What does a LEED-certified Starbucks drive-through in Overland Park, KS, an office building in Providence, RI and a biomass conversion facility in Goodfield, IL all have in common? They were all built using repurposed cargo containers as their main building material. Yes those corrugated steel boxes you see stacked at shipyards, zipping past on a train when you’re stopped at railroad crossings or cruising beside you on the highway carrying goods from all over the world are finding a second life being recycled into all types of buildings. This building trend, coined cargotecture, has been used to build everything from restaurants and retail stores to single-family homes to dormitories and hotels.

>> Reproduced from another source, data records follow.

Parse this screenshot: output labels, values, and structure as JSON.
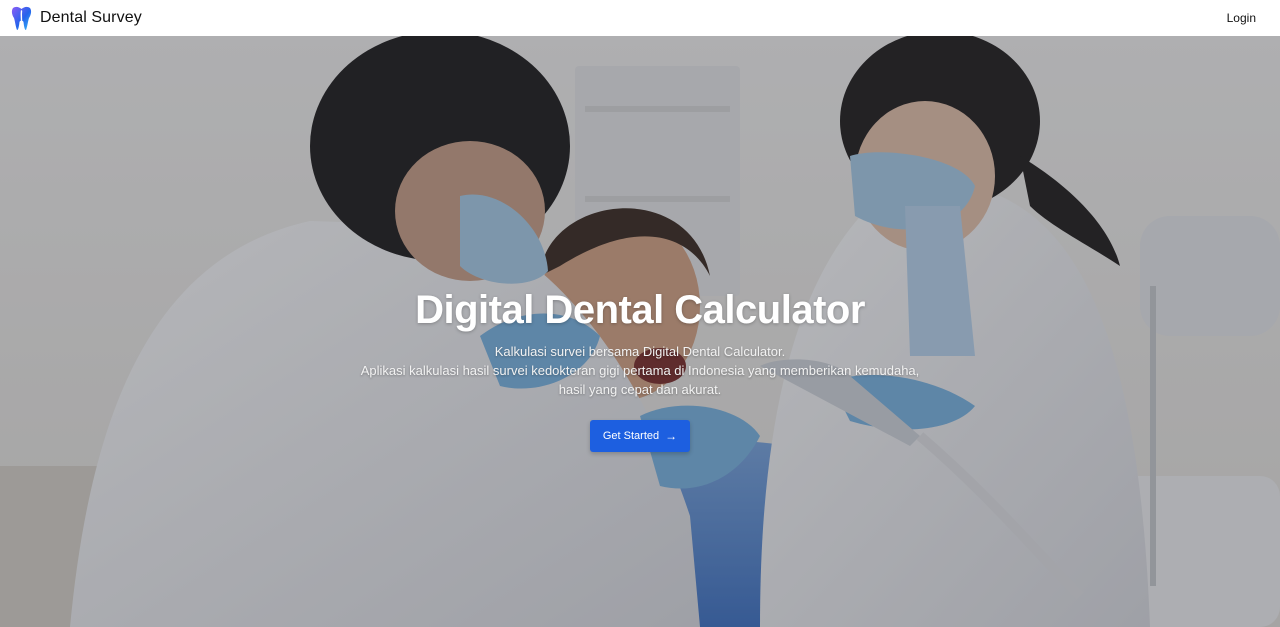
{
  "brand": {
    "name": "Dental Survey",
    "logo_icon": "tooth-icon",
    "logo_colors": [
      "#8b5cf6",
      "#2563eb",
      "#38bdf8"
    ]
  },
  "nav": {
    "login_label": "Login"
  },
  "hero": {
    "title": "Digital Dental Calculator",
    "subtitle_line1": "Kalkulasi survei bersama Digital Dental Calculator.",
    "subtitle_line2": "Aplikasi kalkulasi hasil survei kedokteran gigi pertama di Indonesia yang memberikan kemudaha,",
    "subtitle_line3": "hasil yang cepat dan akurat.",
    "background_image": "dentists-treating-patient-photo",
    "cta": {
      "label": "Get Started",
      "icon": "arrow-right-icon",
      "color": "#1d5fe0"
    }
  }
}
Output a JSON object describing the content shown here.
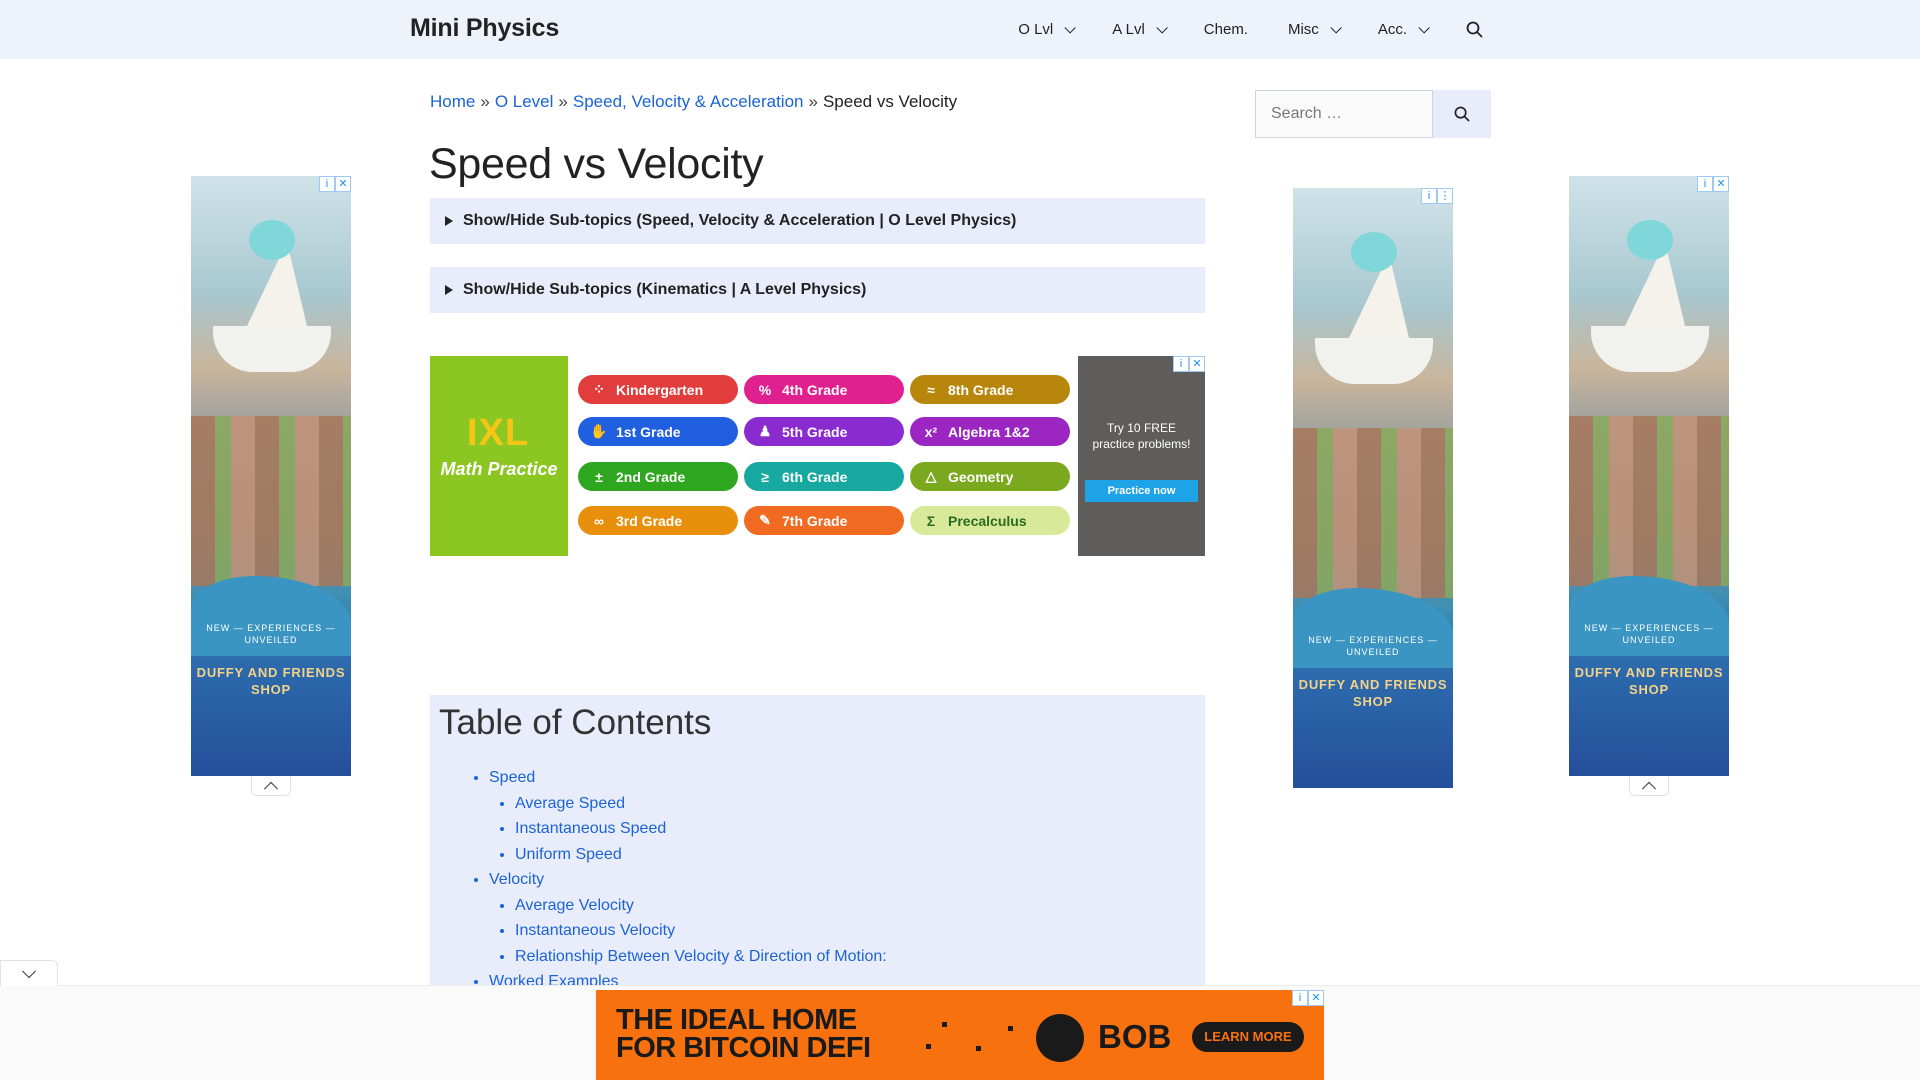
{
  "header": {
    "brand": "Mini Physics",
    "nav": [
      {
        "label": "O Lvl",
        "dropdown": true
      },
      {
        "label": "A Lvl",
        "dropdown": true
      },
      {
        "label": "Chem.",
        "dropdown": false
      },
      {
        "label": "Misc",
        "dropdown": true
      },
      {
        "label": "Acc.",
        "dropdown": true
      }
    ],
    "search_icon": "search-icon"
  },
  "breadcrumb": {
    "items": [
      "Home",
      "O Level",
      "Speed, Velocity & Acceleration"
    ],
    "separator": "»",
    "current": "Speed vs Velocity"
  },
  "page": {
    "title": "Speed vs Velocity",
    "toggles": [
      "Show/Hide Sub-topics (Speed, Velocity & Acceleration | O Level Physics)",
      "Show/Hide Sub-topics (Kinematics | A Level Physics)"
    ]
  },
  "ixl_ad": {
    "logo": "IXL",
    "tagline": "Math Practice",
    "pills": [
      {
        "label": "Kindergarten",
        "color": "#e23d3d",
        "icon": "⁘"
      },
      {
        "label": "4th Grade",
        "color": "#e0208f",
        "icon": "%"
      },
      {
        "label": "8th Grade",
        "color": "#b8860b",
        "icon": "≈"
      },
      {
        "label": "1st Grade",
        "color": "#1f5fe0",
        "icon": "✋"
      },
      {
        "label": "5th Grade",
        "color": "#8a2bd0",
        "icon": "♟"
      },
      {
        "label": "Algebra 1&2",
        "color": "#9b26c2",
        "icon": "x²"
      },
      {
        "label": "2nd Grade",
        "color": "#2ea61f",
        "icon": "±"
      },
      {
        "label": "6th Grade",
        "color": "#17a9a0",
        "icon": "≥"
      },
      {
        "label": "Geometry",
        "color": "#7aa81e",
        "icon": "△"
      },
      {
        "label": "3rd Grade",
        "color": "#e8900c",
        "icon": "∞"
      },
      {
        "label": "7th Grade",
        "color": "#f06a22",
        "icon": "✎"
      },
      {
        "label": "Precalculus",
        "color": "#d8ea9a",
        "icon": "Σ"
      }
    ],
    "side_text": "Try 10 FREE practice problems!",
    "side_button": "Practice now"
  },
  "toc": {
    "heading": "Table of Contents",
    "sections": [
      {
        "label": "Speed",
        "children": [
          "Average Speed",
          "Instantaneous Speed",
          "Uniform Speed"
        ]
      },
      {
        "label": "Velocity",
        "children": [
          "Average Velocity",
          "Instantaneous Velocity",
          "Relationship Between Velocity & Direction of Motion:"
        ]
      },
      {
        "label": "Worked Examples",
        "children": []
      }
    ]
  },
  "sidebar_search": {
    "placeholder": "Search …"
  },
  "side_ads": {
    "line1": "NEW — EXPERIENCES — UNVEILED",
    "line2": "DUFFY AND FRIENDS SHOP"
  },
  "bottom_ad": {
    "headline_1": "THE IDEAL HOME",
    "headline_2": "FOR BITCOIN DEFI",
    "brand": "BOB",
    "cta": "LEARN MORE"
  },
  "colors": {
    "header_bg": "#eef2fb",
    "link": "#1b63d6",
    "panel_bg": "#e9edfb",
    "bob_orange": "#f7720f",
    "ixl_green": "#8cc621"
  }
}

Using cargo containers as building blocks is a great green solution for repurposing these giant steel boxes into something else once they’ve outlived their usefulness to ship goods across the world which is typically 10 to 15 years. When a cargo container reaches the end of its lifecycle it is no longer structurally sound enough to have up to seven other containers loaded with hundreds of thousands of pounds of cargo stacked on top of it but more than strong enough to serve as a building material. Because these containers are often made of Corten, a weathering steel alloy, it is costly to melt them down and recycle them into building materials like steel beams and columns. Some of the benefits cited for using include their strength, durability, mobility and affordability.
Strength & Durability
Cargo containers are constructed of steel and designed to carry loads upwards of 60,000 lbs. depending on their size and longer containers can weigh over 10,000 lbs. at their tare weight. Because of their rugged construction and structural strength they are virtually hurricane-proof and earthquake-proof. Because the Corten used to manufacture the cargo containers is a weathering steel it creates a regenerative protective layer when it oxidizes that prevents it from further corrosion to withstand the elements.
Because the containers are intended to be able to ship cargo virtually anywhere they can easily be transported by ship, truck or rail and are ideal for transport to any building site. When used as building blocks they are typically stacked and welded together. This means that the building can eventually be disassembled, relocated and erected again should the need arise. This is the case with the Keetwonen student housing city in Amsterdam that is scheduled to be relocated in 2016. New York City is pursuing cargo container apartments as a source of temporary housing for disaster relief with a prototype being developed for their Office of Emergency Management. Mobility is one of the key reasons cities like Oklahoma City, OK and High Point, NC are considering proposals that would set a collection of retails stores, restaurants and offices made of cargo containers on empty parking lots or undeveloped sites. The intention is to promote new business growth and revitalize prominent locations until more permanent solutions can be found.
Depending on location and availability, cargo containers can be purchased and delivered for a relatively low price. Keep in mind that all other construction costs associated with conventional construction will remain like electrical, interior finishes, plumbing, insulation, etc. This is in addition to the costs to stack, cut and weld together the reconfigured containers. If only a few containers are being used it might not be any more cost effective than a traditional building. I would imagine that the more containers used in a building would result in greater cost reductions due to price per container and overall labor costs. The Travelodge in Uxbridge, UK built in 2010 was constructed using 86 containers and boasted a 70 percent reduction in on-site waste, cost $750,000 less and was constructed 40 – 60 percent faster than a hotel of the same size using conventional building materials and methods. It should be noted that each container was up-fitted with all plumbing, electrical and bathroom fixtures at a factory in China before being shipped to the site in London to be configured and assembled into a hotel.
The argument has been made that using cargo containers as building blocks can’t be considered a green alternative. The claim is that the paint used to coat the containers often contains toxic chemicals to protect them from corrosion from the elements and that the wooden floors are treated with pesticides that often contain arsenic and that stripping them away creates a ton of hazardous waste. But wouldn’t removing and properly disposing of the hazardous waste to make a container habitable be more eco-friendly than allowing the container to the elements where that same hazardous waste will be created when the paint begins to flake and peel and the insecticide-treated wood floors begin to rot and decompose? It’s also been noted that the plywood floors in many cargo containers are made from tropical hardwoods that aren’t responsibly harvested in a sustainable way. This appears to be an issue to take up against the cargo container manufacturers since the intended purpose of the timber was flooring for a shipping container and not as a building material. The whole green aspect of cargotecture is reusing and recycling a component as a building material that otherwise would be discarded after its initial lifecycle.
Cargotecture has been proven as a versatile building material in everything from temporary disaster relief housing to upscale apartments and condominiums that can bring a green element to a construction project while also helping to reduce on-site waste, construction costs and building times. While cargo containers are not the ideal building material for every construction job or location, no building material is, they have been proven to be a unique alternative when they can be properly utilized.